SARS-CoV-2 is a contagious virus that spreads easily. The virus was first discovered on 31st December 2019 and it caused a worldwide pandemic. To control the spread of the virus, rapid detection plays a vital role in allowing doctors to diagnose patients accordingly. In Singapore, we currently have 2 methods of diagnosis for SARS-CoV-2, the RT-qPCR test and the Antigen Rapid Test (ART). RT-qPCR is the gold standard for SARS-CoV-2 diagnosis as it is able to accurately detect the presence of the virus, however the process takes a few hours to complete. On the other hand, the ART is able to produce results in a few minutes. However, this method has its downside which is its poor accuracy. Our team has identified that the diagnostic methods available may not be the most optimal in managing the pandemic and has decided to build a diagnostic device that is able to produce accurate results in less than an hour.
After achieving a few promising results to identify one variant for SARS-CoV-2, we decided to take a step further by brainstorming ideas to integrate this in the real world.
SARS-CoV-2 has impacted the working environment as people are no longer allowed to gather in large groups. This has made the working environment difficult as people are split into different teams and have to work remotely. This might affect the productivity of the team.
Office workers can benefit greatly from our device as it provides a fast and accurate diagnosis. Civil servants such as military personnel can also benefit greatly as operations have to continue despite the pandemic. Students will also find it useful as they have to attend classes and intermingle with different groups of students. The elderly who have difficulty understanding how to carry out the test will be able to do it by themselves as the device is user friendly and requires minimal steps.
With this device, our end-users will be able to continue their daily activities without the fear of contracting the virus if everyone around them tested negative. The test can be conducted daily and multiple tests can be done with the same device as the long chemical reagents are available.

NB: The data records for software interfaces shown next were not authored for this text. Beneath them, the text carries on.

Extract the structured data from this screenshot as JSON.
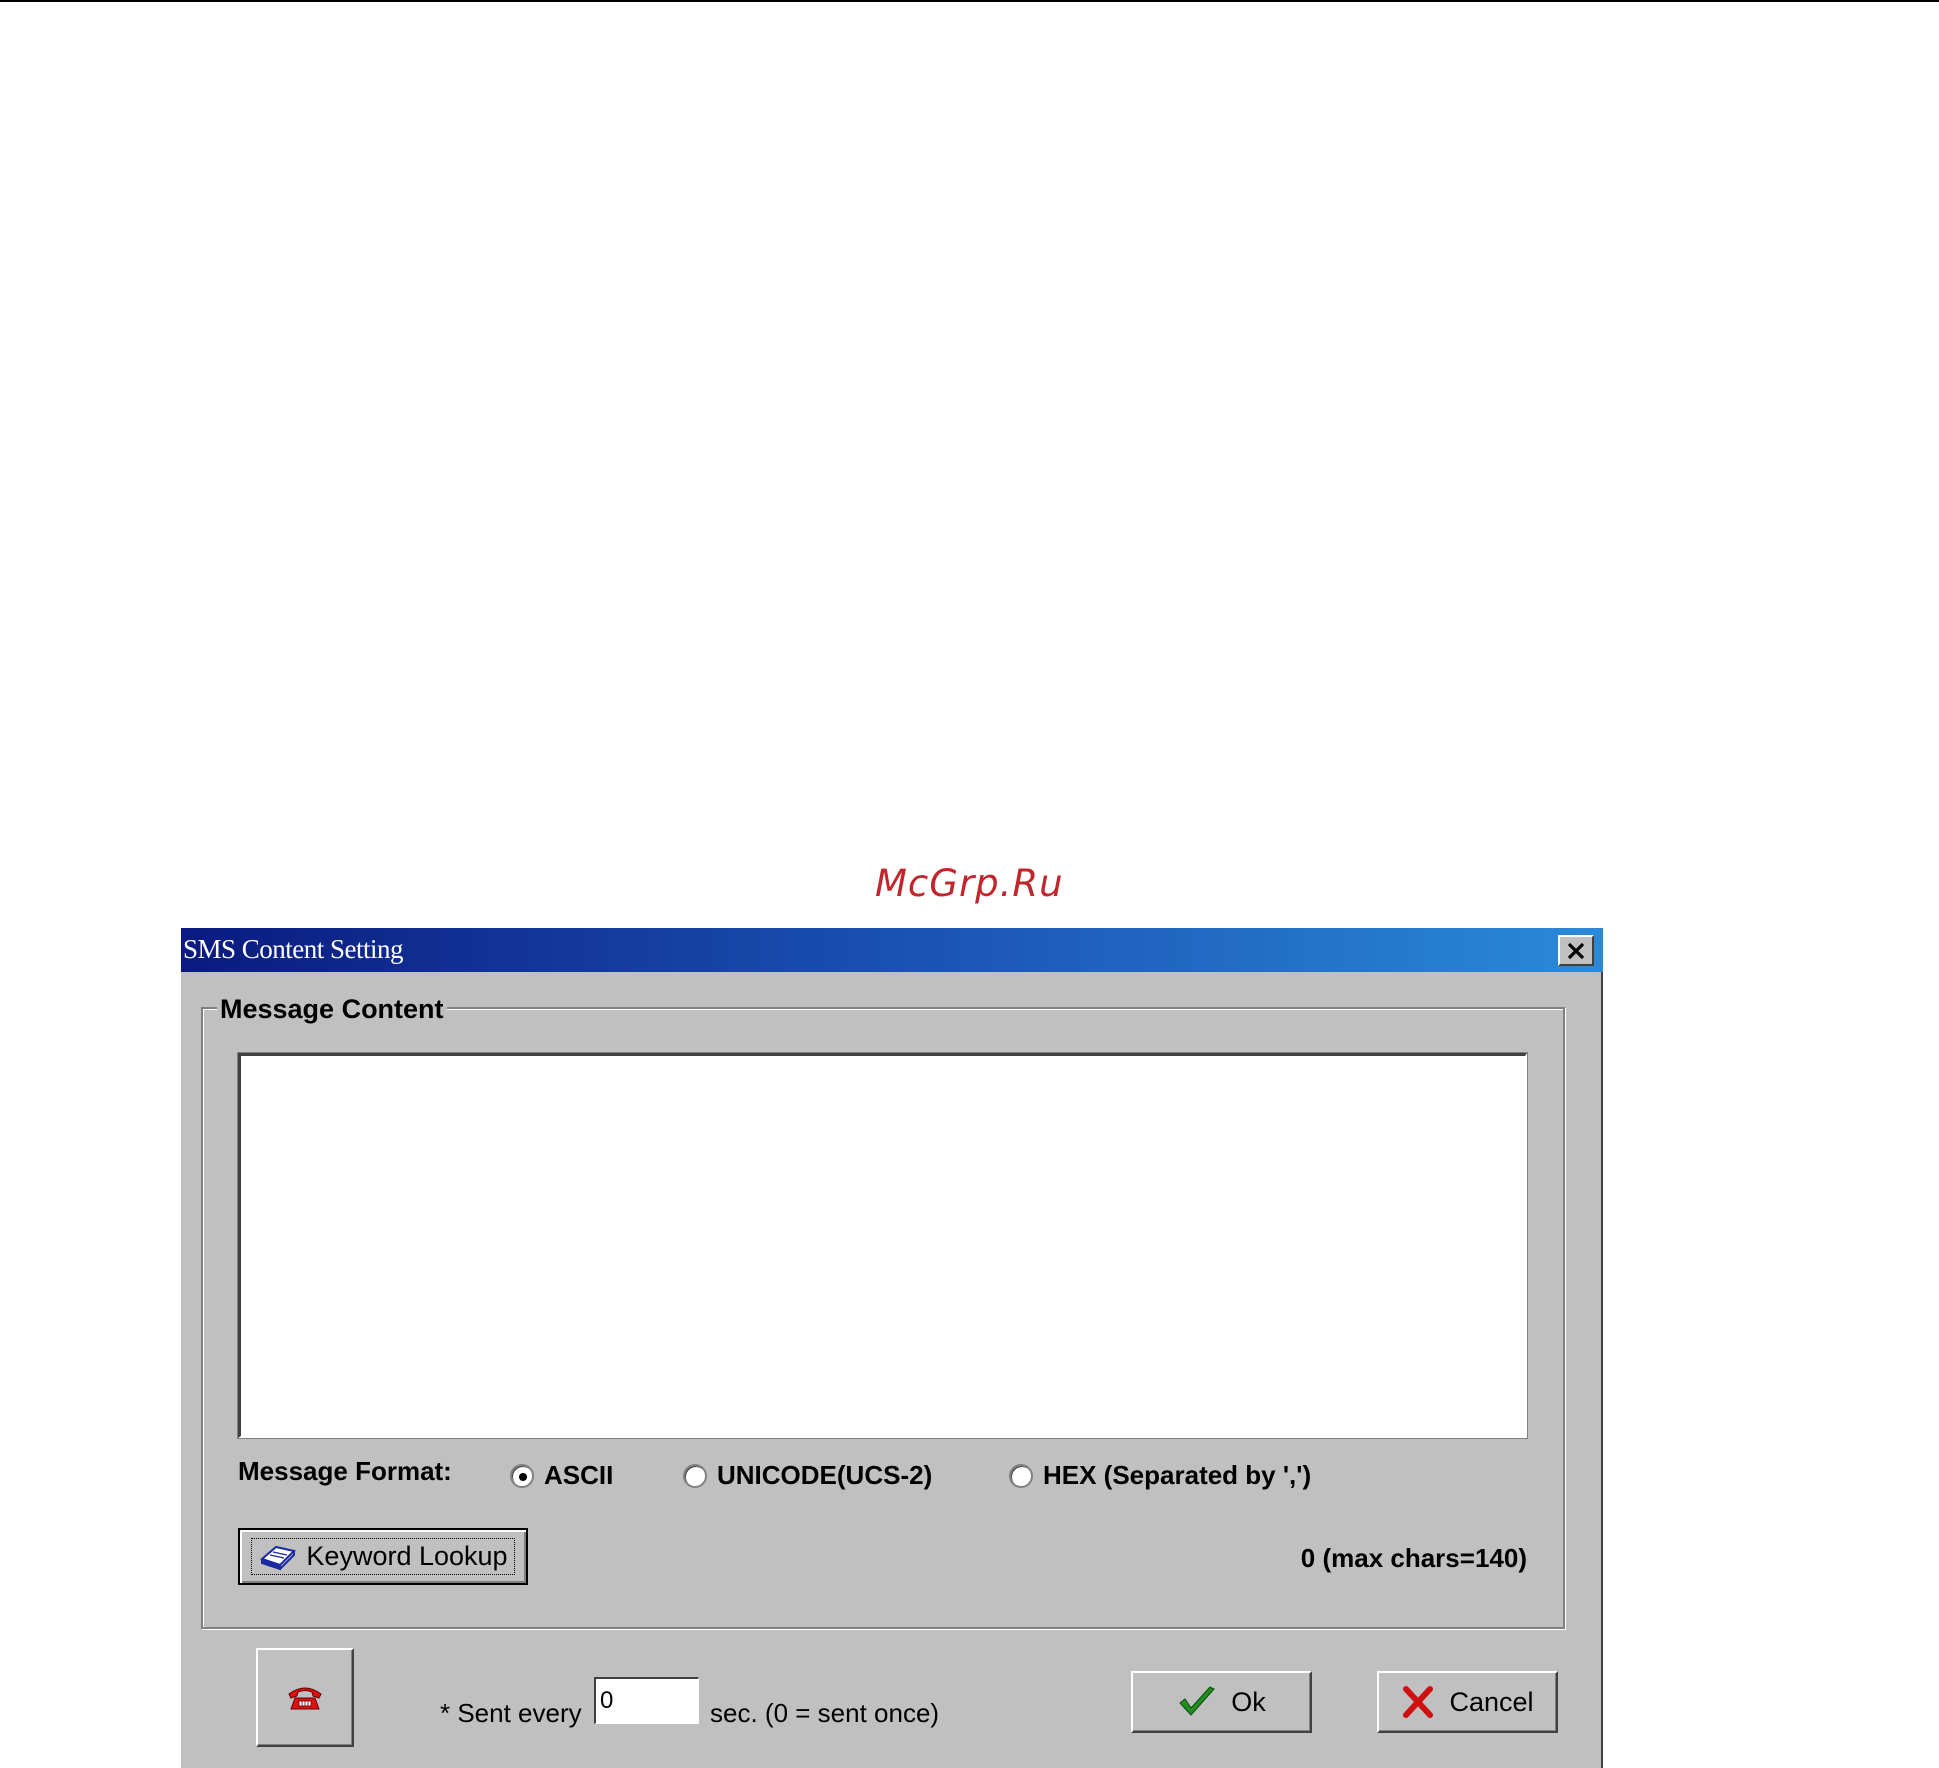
{
  "watermark": "McGrp.Ru",
  "window": {
    "title": "SMS Content Setting",
    "close_icon": "close-icon"
  },
  "message_content": {
    "group_label": "Message Content",
    "text_value": "",
    "format_label": "Message Format:",
    "formats": [
      {
        "label": "ASCII",
        "selected": true
      },
      {
        "label": "UNICODE(UCS-2)",
        "selected": false
      },
      {
        "label": "HEX (Separated by ',')",
        "selected": false
      }
    ],
    "keyword_button": "Keyword Lookup",
    "keyword_icon": "book-icon",
    "char_count": "0 (max chars=140)"
  },
  "footer": {
    "phone_icon": "phone-icon",
    "sent_every_label": "* Sent every",
    "interval_value": "0",
    "sec_label": "sec. (0 = sent once)",
    "ok_label": "Ok",
    "ok_icon": "checkmark-icon",
    "cancel_label": "Cancel",
    "cancel_icon": "x-mark-icon"
  },
  "colors": {
    "titlebar_start": "#0a1a80",
    "titlebar_end": "#2a8ad8",
    "dialog_face": "#c0c0c0",
    "watermark": "#c0272d",
    "ok_check": "#1f8f1f",
    "cancel_x": "#d01010",
    "phone": "#e01010"
  }
}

One of the safety concerns that we had was making it portable. Portable devices require batteries, and it may cause leakage if the circuit in the device is not properly designed. Other problems may also occur such as overheating of the device and causing it to catch fire, injuring the user. To eradicate these issues, some of the members, working with the device attended some workshops and went through courses that are available in NTU. This ensures that the members are aware of the risks and dangers of using batteries and design circuits.
Besides that, we realised that the type of material is important to prevent any melting when the heater is at 65°C. For the prototyping stage, we will be using polylactic acid (PLA) as the filament for 3D printing. 3D printing is used to develop multiple pieces of the device rapidly. Besides that, it has a melting temperature of between 170°C and 180°C which will not melt at 65°C. However, for the actual device, we are planning to use Polytetrafluoroethylene (Teflon) to house all the components. In addition, to prevent inefficient heating, material with a high heat capacity will be considered.
Some challenges that we thought about was the storage of the reaction mix for individuals to do a test using the device. The reaction mix has to be stored below 4°C when not in use. Instead of issuing the reaction mix with the device, we proposed that these reaction mix can be sold separately, and it can be stored in the refrigerator at pharmacies or nearby vending machines.
Besides that, maintaining the block temperature at 65°C is a challenge as there are many factors that have to be considered when designing the closed loop system. Some considerations are the electronic components such as the resistors, sensors and heating element. Some calculations have to be done to ensure that the voltage and current are within the appropriate range and to prevent any safety issues.
To further ensure that we are tackling the needs of our target end user, we have sent out a short survey to gather feedback on what features people would like to see in our diagnostic device. Based on the responses, a large number of respondents feel that it is important for our device to be able to test multiple samples per device.
Figure 1: Survey results
We will design our device where it can be reusable as long as the chemical reagents are available. This allows the end users to test multiple samples with the same device.